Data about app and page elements
[Start of Attachment]
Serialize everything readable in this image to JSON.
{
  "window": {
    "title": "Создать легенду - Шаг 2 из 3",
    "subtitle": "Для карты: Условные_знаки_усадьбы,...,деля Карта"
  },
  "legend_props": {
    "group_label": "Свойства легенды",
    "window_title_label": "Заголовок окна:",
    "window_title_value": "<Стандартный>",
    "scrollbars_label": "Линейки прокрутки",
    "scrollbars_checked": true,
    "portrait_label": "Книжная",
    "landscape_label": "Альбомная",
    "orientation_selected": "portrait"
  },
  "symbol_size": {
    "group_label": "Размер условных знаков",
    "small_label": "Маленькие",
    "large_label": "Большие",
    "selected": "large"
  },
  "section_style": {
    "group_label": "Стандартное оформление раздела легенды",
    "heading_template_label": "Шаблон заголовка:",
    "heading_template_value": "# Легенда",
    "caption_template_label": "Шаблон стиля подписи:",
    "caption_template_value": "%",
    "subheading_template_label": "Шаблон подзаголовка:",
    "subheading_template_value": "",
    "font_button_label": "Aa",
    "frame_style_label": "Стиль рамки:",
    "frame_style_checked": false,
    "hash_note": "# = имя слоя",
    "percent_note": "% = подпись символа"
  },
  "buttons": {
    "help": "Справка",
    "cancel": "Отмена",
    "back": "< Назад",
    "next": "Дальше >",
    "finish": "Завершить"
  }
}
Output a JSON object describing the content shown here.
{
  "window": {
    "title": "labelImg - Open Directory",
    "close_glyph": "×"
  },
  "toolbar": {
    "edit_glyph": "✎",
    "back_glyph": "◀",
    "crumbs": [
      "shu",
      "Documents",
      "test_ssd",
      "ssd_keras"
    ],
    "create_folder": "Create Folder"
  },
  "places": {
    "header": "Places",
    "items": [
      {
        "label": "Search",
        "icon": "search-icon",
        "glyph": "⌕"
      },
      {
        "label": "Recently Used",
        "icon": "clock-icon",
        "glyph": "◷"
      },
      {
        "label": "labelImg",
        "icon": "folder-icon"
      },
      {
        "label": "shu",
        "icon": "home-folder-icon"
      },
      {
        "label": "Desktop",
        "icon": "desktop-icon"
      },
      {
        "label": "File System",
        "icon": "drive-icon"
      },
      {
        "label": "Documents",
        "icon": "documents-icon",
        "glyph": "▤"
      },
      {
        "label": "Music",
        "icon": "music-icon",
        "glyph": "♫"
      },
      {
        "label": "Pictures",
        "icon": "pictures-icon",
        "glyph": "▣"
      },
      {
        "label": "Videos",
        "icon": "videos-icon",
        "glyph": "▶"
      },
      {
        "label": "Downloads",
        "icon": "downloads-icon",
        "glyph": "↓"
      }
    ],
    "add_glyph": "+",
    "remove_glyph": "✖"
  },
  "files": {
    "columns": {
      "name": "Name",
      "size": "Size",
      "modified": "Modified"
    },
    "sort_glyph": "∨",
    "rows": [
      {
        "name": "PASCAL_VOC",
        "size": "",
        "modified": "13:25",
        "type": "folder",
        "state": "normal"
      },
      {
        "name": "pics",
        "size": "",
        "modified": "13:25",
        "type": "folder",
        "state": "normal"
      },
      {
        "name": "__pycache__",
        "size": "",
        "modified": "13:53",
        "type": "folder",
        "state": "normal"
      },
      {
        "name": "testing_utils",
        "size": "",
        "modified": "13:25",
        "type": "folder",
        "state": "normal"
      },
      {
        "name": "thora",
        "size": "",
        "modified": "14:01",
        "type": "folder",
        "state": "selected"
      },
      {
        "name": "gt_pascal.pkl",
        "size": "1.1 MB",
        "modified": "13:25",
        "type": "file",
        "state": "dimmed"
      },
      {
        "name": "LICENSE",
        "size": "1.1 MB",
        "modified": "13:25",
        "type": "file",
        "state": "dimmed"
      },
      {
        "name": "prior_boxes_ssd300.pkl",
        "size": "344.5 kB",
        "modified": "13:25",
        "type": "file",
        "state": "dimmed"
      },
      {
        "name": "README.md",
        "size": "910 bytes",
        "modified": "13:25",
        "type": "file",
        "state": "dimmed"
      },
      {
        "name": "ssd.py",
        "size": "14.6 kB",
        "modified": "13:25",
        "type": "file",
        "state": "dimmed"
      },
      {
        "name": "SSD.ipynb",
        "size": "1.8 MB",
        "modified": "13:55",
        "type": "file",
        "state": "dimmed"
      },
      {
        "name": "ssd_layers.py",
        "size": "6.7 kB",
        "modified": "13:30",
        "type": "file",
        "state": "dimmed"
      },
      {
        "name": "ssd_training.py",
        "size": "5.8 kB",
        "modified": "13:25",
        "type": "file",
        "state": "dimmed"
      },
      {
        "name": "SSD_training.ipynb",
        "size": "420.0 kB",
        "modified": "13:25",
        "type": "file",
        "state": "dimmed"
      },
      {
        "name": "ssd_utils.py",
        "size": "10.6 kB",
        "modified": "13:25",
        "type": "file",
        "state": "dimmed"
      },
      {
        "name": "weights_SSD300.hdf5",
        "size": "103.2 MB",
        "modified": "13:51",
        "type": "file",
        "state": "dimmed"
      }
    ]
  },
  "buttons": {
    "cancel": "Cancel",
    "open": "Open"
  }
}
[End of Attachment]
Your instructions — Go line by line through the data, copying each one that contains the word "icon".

Response to the exercise —
        "icon": "search-icon",
        "icon": "clock-icon",
        "icon": "folder-icon"
        "icon": "home-folder-icon"
        "icon": "desktop-icon"
        "icon": "drive-icon"
        "icon": "documents-icon",
        "icon": "music-icon",
        "icon": "pictures-icon",
        "icon": "videos-icon",
        "icon": "downloads-icon",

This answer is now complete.